London; home to Buckingham Palace, The Houses of Parliament, the theatres of the West End and some of the most expensive properties in the UK. There are some areas, however, which offer a much affordable option and whilst they may not be in the city centre the famous underground system makes getting around the capital incredibly easy.
When it comes to determining which are the cheapest places to live in London various factors have to be considered such as distance into the centre, local amenities, schools and entertainment. With all these playing their part, and following much cogitation, here is our lists of the top 10 least expensive places to live in London.
Woolwich is situated in south east London and was once part of Kent but became a part of the capital in 1889 with the creation of the County of London. Situated in the Royal Borough of Greenwich, Woolwich is a major river crossing point with both the foot tunnel and the famous ferry giving people a way to get across the Thames. This is an area which has not enjoyed the growth and property boom that exists across London and the average price of a property is Woolwich is only £230,000.
Forever linked with Delboy and Rodney Trotter, the district of Peckham is located in south east London in the borough of Southwark. The majority of housing in this area was local authority and many were snapped up by residents when the Right to Buy scheme became popular in the late 70’s. With house prices averaging £250,000 it offers good value for those who need to live near the city for work purposes.
Also part of Southwark is Walworth. Classed as an inner city district like Peckham, it also has a very large proportion of ex authority housing which has helped to keep the prices low. With an average home in Walworth costing around £330,000 it can offer affordable housing and also allow a shorter commute than moving out further afield. There is a good selection of shops and restaurants in Walworth and while it isn’t the prettiest areas in London, this is often overlooked due to its affordability.
House prices have shot up in Dalston recently and the average price you can now pick up a property is £400,000. Situated in the borough of Hackney, 4 miles north east of Charing Cross, Dalston has appeared on many lists of the most up and coming places in the capital, and it isn’t hard to see why. It has benefited greatly from the east London extension to the Underground which saw Dalston Junction Underground being reopened to take its place on the new Overground line which was completed before London 2012.

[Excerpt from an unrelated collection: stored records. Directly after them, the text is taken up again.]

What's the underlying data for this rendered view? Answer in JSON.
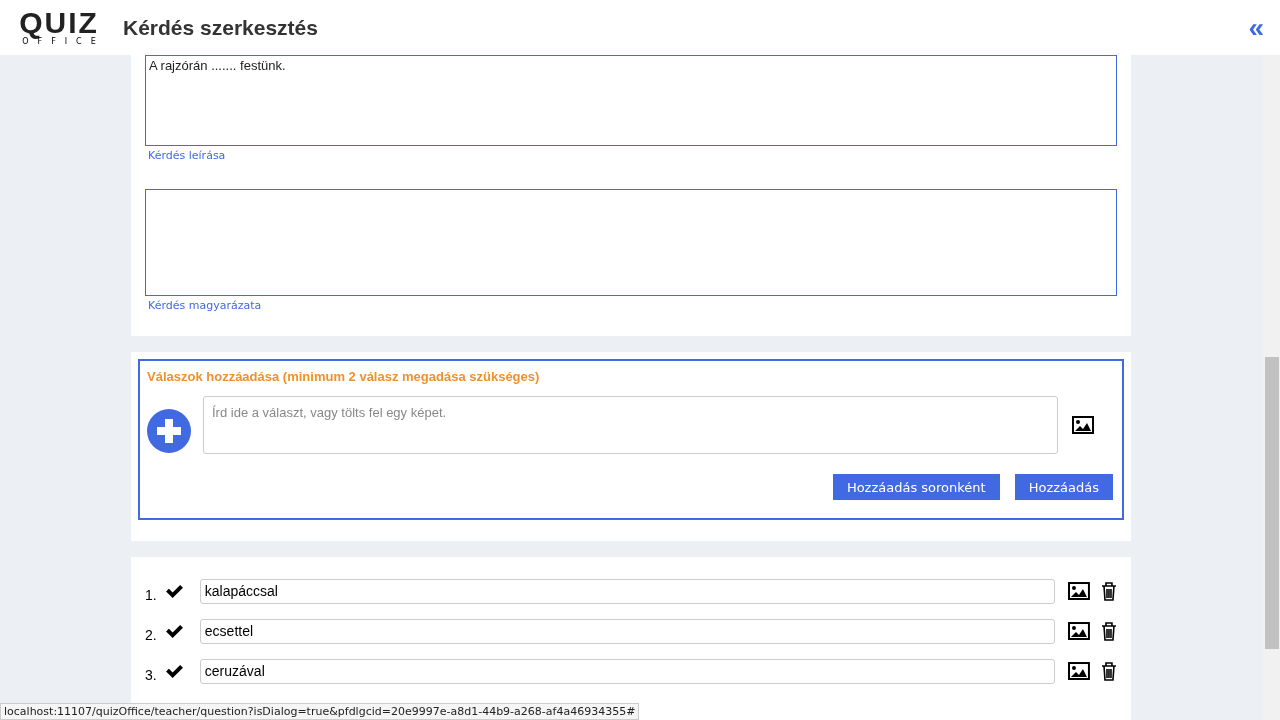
{
  "header": {
    "logo_word": "QUIZ",
    "logo_sub": "OFFICE",
    "title": "Kérdés szerkesztés",
    "collapse": "«"
  },
  "question": {
    "text": "A rajzórán ....... festünk.",
    "text_label": "Kérdés leírása",
    "explanation_label": "Kérdés magyarázata"
  },
  "add_answers": {
    "title": "Válaszok hozzáadása (minimum 2 válasz megadása szükséges)",
    "placeholder": "Írd ide a választ, vagy tölts fel egy képet.",
    "buttons": [
      "Hozzáadás soronként",
      "Hozzáadás"
    ]
  },
  "answers": [
    {
      "number": "1.",
      "correct": true,
      "text": "kalapáccsal"
    },
    {
      "number": "2.",
      "correct": true,
      "text": "ecsettel"
    },
    {
      "number": "3.",
      "correct": true,
      "text": "ceruzával"
    }
  ],
  "status_bar": "localhost:11107/quizOffice/teacher/question?isDialog=true&pfdlgcid=20e9997e-a8d1-44b9-a268-af4a46934355#"
}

Well known for its famous Empire theatre Hackney, or Hackney Central, is in the London borough of the same name. This area was once known as Hackney Village and was where the most affluent members of society took a holiday and this trend continued until the end of the Georgian period when extensive building work started taking place. The rural aspect disappeared for good during Victorian times and the fortunes of the area were in a slump for decades. The average price of a property here currently stands at £430,000, not exactly cheap but considering its historical importance in the history of London not exactly expensive either.

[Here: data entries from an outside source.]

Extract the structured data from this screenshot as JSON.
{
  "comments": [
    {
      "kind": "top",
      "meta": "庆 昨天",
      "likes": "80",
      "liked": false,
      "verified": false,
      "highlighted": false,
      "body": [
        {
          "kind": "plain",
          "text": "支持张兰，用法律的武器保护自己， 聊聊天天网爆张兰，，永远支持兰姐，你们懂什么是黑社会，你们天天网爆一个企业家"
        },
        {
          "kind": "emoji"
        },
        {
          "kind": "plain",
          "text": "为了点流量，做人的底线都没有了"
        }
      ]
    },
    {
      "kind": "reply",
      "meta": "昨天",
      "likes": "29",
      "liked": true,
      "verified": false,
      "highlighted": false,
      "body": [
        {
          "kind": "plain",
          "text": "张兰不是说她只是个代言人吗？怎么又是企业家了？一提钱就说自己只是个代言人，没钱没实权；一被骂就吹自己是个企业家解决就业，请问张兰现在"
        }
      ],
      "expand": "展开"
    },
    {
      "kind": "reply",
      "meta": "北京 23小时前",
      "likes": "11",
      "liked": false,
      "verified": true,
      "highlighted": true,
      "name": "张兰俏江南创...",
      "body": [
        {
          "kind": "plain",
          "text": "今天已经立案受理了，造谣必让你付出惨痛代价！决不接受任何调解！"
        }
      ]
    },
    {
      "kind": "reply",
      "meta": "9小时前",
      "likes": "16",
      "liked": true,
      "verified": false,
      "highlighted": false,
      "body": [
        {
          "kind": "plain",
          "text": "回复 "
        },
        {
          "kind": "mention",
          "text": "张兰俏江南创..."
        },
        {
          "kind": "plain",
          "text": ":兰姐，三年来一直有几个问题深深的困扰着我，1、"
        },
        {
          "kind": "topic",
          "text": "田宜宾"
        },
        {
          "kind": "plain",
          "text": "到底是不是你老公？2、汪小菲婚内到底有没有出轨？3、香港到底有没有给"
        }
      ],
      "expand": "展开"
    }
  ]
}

Camberwell is located in south London in the borough of Southwark and shares a boundary with Lambeth. There is a lot of green space in Camberwell, including the famous green, and this is one of the reasons which makes it popular with families. There is an eclectic mix of housing options in Camberwell, with the average price being £440,000. From high rise blocks to some of the most elegant, and best preserved, Georgian houses in all of London, Camberwell is an area to watch for future growth.
Best known amongst football fans as the spiritual home of Arsenal, this whole area has seen a massive rejuvenation in recent times which as has not only improved the quality of living but also pushed up the house prices. Located in the borough of Islington, properties now carry an average price of £460,000 and are being snapped up by foreign investors seeking to get a foot on the London property ladder without breaking the bank.
3. Kentish Town
In the north west borough of Camden lies Kentish Town. Whilst property prices have not risen at such a rate as in other parts of the city the average property price paid in Kentish Town is now £540,000. NW5 is now a pretty popular postcode to have and the wide choice of housing here, from bedsits to Regency town houses has greatly boosted its appeal. There are some very attractive streets in Kentish Town and while the properties here, obviously, change hands for way more than the average, just being close to these streets is enough for some.
The people of Brixton have worked very hard to shake off reputation which has been attached to this area since the famous riots of the 1980’s. Brixton was one of the first areas in London which saw mass immigration and there still exists a hugely eclectic population in terms of colour and creed. It will cost you an average of £550,000 if you want to live in Brixton but if you haven’t been before you will get a pleasant surprise at what a dynamic area it is in the 21st century.
Just about the cheapest place to London in proximity to the actual city centre is Lambeth. With house prices, on average, now nudging £600,000, Lambeth is another area of the city that is on the up and coming list. With excellent rail and tube links into the centre, this has become a popular place for young city hotshots to rent an apartment, and the bars and restaurants have benefited greatly from this injection of cash into the local economy.